[Component data from apps and pages]
*** Begin section ***
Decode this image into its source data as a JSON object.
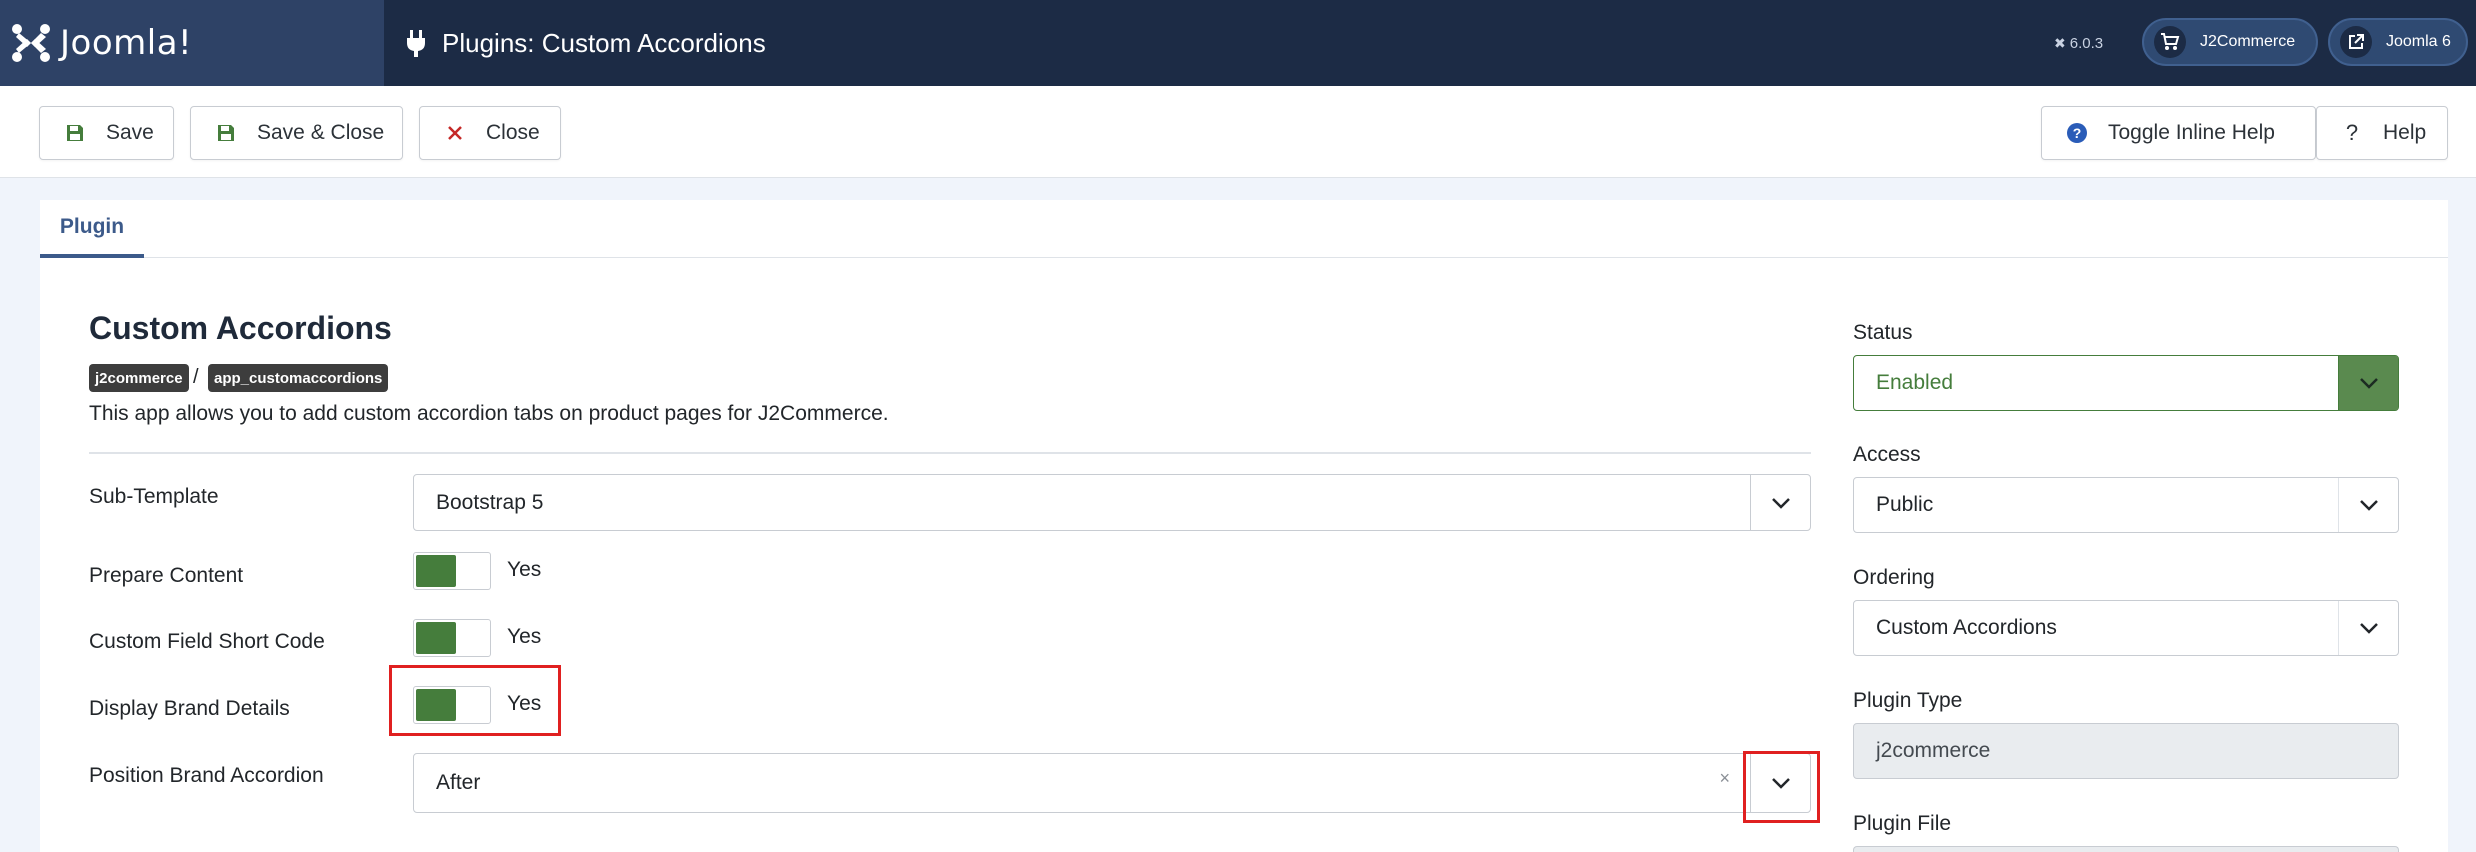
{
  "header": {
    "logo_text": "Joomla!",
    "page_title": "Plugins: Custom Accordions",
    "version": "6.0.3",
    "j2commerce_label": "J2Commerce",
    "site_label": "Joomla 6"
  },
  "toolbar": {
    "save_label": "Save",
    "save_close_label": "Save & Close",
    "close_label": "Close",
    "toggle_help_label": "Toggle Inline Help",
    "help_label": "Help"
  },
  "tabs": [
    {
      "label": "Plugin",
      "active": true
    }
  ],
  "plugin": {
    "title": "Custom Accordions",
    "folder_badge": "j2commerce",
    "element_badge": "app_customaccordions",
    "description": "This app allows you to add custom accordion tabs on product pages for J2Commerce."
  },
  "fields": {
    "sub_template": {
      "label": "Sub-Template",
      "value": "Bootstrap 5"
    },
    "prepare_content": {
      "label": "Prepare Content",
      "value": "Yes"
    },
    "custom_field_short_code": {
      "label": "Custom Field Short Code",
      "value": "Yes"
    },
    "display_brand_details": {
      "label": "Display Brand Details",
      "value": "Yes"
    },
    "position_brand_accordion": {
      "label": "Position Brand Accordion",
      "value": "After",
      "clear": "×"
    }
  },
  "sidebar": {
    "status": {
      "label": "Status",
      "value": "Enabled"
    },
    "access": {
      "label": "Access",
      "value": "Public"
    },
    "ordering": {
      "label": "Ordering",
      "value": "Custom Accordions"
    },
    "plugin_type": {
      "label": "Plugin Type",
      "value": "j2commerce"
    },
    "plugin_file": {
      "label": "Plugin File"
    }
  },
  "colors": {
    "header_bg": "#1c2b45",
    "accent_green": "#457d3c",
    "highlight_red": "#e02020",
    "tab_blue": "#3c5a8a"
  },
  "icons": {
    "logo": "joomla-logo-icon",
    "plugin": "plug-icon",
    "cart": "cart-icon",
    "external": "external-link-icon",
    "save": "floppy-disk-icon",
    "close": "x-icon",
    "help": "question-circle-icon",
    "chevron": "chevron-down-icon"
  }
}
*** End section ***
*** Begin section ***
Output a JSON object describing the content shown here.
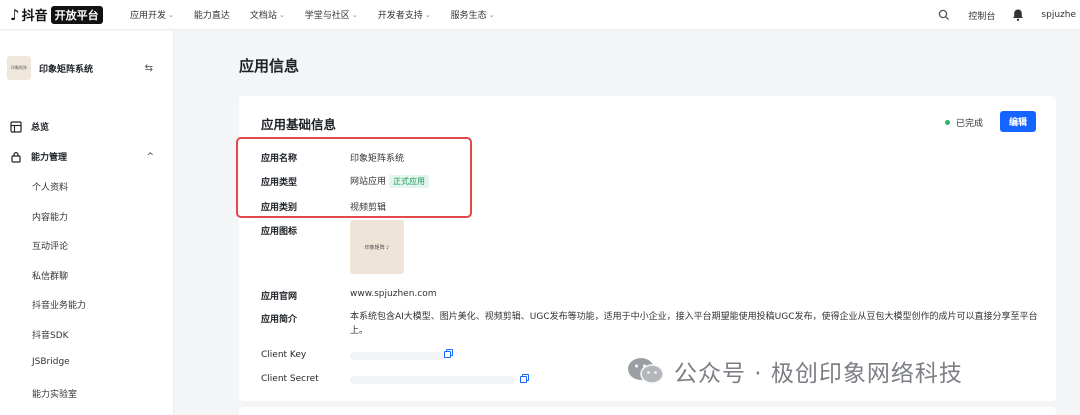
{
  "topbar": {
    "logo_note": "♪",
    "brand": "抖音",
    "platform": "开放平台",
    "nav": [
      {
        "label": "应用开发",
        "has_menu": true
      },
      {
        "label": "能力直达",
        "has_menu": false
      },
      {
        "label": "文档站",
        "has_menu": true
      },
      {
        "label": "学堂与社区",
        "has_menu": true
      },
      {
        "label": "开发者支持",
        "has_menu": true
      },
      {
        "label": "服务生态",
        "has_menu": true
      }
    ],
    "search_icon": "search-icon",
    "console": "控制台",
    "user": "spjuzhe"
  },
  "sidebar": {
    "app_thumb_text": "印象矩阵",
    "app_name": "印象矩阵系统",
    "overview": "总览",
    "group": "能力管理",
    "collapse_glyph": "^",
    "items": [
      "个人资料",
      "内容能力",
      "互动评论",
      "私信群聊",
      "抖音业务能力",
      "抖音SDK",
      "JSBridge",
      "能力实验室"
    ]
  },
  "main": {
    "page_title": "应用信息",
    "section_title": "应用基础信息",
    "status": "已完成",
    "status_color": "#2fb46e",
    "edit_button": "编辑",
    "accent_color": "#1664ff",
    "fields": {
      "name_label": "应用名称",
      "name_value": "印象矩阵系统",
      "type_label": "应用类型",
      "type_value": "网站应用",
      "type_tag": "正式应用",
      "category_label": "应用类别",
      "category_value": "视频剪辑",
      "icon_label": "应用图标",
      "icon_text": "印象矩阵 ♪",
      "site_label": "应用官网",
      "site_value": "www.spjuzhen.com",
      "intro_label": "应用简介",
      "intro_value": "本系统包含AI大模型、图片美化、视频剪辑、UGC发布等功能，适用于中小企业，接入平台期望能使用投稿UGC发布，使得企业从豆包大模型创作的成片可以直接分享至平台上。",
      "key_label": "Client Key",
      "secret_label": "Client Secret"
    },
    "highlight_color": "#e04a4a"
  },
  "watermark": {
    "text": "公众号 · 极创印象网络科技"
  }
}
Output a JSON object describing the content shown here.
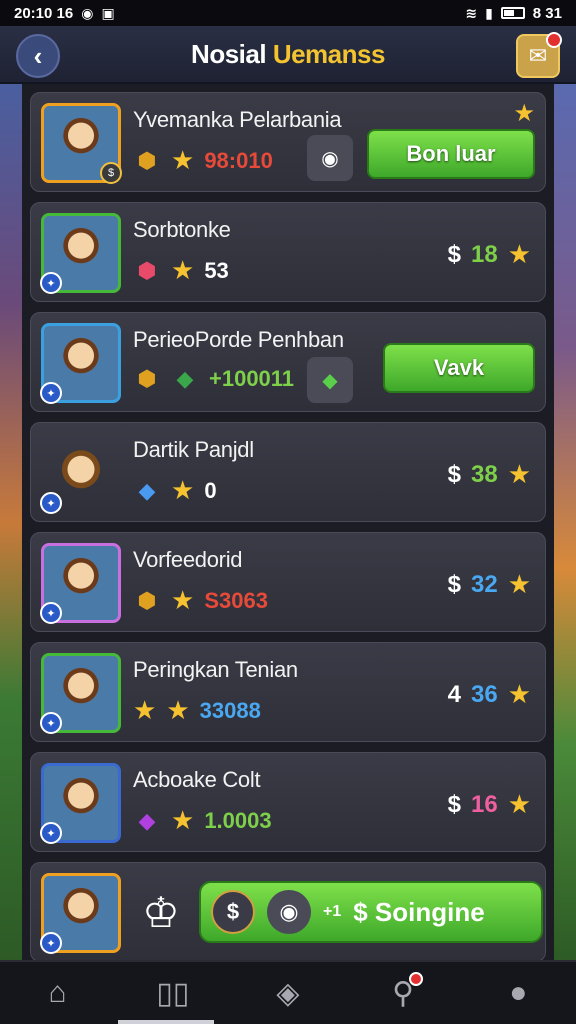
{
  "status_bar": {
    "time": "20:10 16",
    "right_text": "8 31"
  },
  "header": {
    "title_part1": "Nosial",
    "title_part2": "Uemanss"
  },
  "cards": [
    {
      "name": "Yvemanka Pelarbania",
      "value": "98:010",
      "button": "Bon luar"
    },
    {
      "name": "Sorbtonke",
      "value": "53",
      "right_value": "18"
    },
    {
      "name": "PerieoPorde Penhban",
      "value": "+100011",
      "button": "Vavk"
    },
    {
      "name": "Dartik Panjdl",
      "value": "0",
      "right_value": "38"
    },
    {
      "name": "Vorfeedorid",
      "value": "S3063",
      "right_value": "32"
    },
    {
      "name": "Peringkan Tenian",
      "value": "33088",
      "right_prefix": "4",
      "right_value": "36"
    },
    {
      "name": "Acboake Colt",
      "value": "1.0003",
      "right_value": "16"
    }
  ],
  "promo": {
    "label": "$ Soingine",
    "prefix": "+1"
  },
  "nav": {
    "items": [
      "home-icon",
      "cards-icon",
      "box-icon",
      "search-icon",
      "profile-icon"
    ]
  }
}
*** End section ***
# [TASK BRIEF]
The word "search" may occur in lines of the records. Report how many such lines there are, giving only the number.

# [ANSWER TO THIS PROBLEM]
2